> EXERCISE DETAILS:
Could you give back every entry below exactly, with the pictures dropped?

(INFORMATION PROVIDED Opens)

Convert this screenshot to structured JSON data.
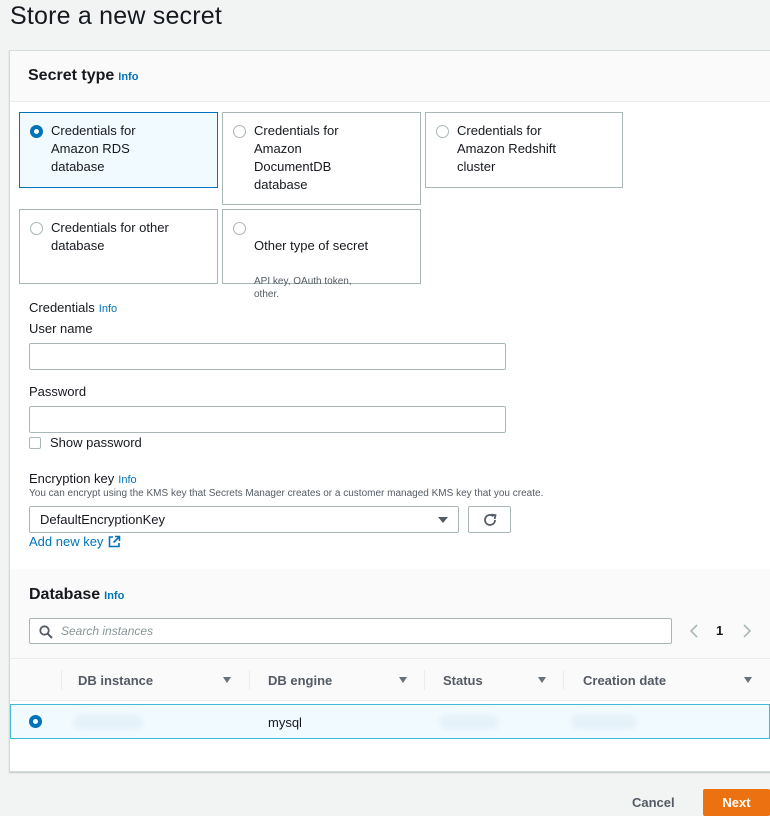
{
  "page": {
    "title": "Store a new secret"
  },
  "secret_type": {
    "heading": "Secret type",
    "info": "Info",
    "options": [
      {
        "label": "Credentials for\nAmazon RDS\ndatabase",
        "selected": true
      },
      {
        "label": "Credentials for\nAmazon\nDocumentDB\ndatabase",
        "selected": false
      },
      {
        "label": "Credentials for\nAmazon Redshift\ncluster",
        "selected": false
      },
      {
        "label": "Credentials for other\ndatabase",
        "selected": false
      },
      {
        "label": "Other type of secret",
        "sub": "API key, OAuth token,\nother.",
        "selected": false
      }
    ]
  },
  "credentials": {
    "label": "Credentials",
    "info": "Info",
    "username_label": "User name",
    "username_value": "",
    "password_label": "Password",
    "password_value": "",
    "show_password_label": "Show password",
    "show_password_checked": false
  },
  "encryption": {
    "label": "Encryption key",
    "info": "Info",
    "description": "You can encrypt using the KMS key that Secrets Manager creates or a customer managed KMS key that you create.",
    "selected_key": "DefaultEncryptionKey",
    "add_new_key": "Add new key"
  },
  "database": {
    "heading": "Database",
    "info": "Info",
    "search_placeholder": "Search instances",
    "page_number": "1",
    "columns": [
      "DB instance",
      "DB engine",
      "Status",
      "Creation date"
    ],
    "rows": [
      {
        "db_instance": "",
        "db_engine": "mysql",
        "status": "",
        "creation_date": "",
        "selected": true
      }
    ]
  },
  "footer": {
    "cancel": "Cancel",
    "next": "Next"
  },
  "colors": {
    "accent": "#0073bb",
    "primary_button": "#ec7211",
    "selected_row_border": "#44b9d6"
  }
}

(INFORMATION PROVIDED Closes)

> RESULT:
Convert this screenshot to structured JSON data.
{
  "page": {
    "title": "Store a new secret"
  },
  "secret_type": {
    "heading": "Secret type",
    "info": "Info",
    "options": [
      {
        "label": "Credentials for\nAmazon RDS\ndatabase",
        "selected": true
      },
      {
        "label": "Credentials for\nAmazon\nDocumentDB\ndatabase",
        "selected": false
      },
      {
        "label": "Credentials for\nAmazon Redshift\ncluster",
        "selected": false
      },
      {
        "label": "Credentials for other\ndatabase",
        "selected": false
      },
      {
        "label": "Other type of secret",
        "sub": "API key, OAuth token,\nother.",
        "selected": false
      }
    ]
  },
  "credentials": {
    "label": "Credentials",
    "info": "Info",
    "username_label": "User name",
    "username_value": "",
    "password_label": "Password",
    "password_value": "",
    "show_password_label": "Show password",
    "show_password_checked": false
  },
  "encryption": {
    "label": "Encryption key",
    "info": "Info",
    "description": "You can encrypt using the KMS key that Secrets Manager creates or a customer managed KMS key that you create.",
    "selected_key": "DefaultEncryptionKey",
    "add_new_key": "Add new key"
  },
  "database": {
    "heading": "Database",
    "info": "Info",
    "search_placeholder": "Search instances",
    "page_number": "1",
    "columns": [
      "DB instance",
      "DB engine",
      "Status",
      "Creation date"
    ],
    "rows": [
      {
        "db_instance": "",
        "db_engine": "mysql",
        "status": "",
        "creation_date": "",
        "selected": true
      }
    ]
  },
  "footer": {
    "cancel": "Cancel",
    "next": "Next"
  },
  "colors": {
    "accent": "#0073bb",
    "primary_button": "#ec7211",
    "selected_row_border": "#44b9d6"
  }
}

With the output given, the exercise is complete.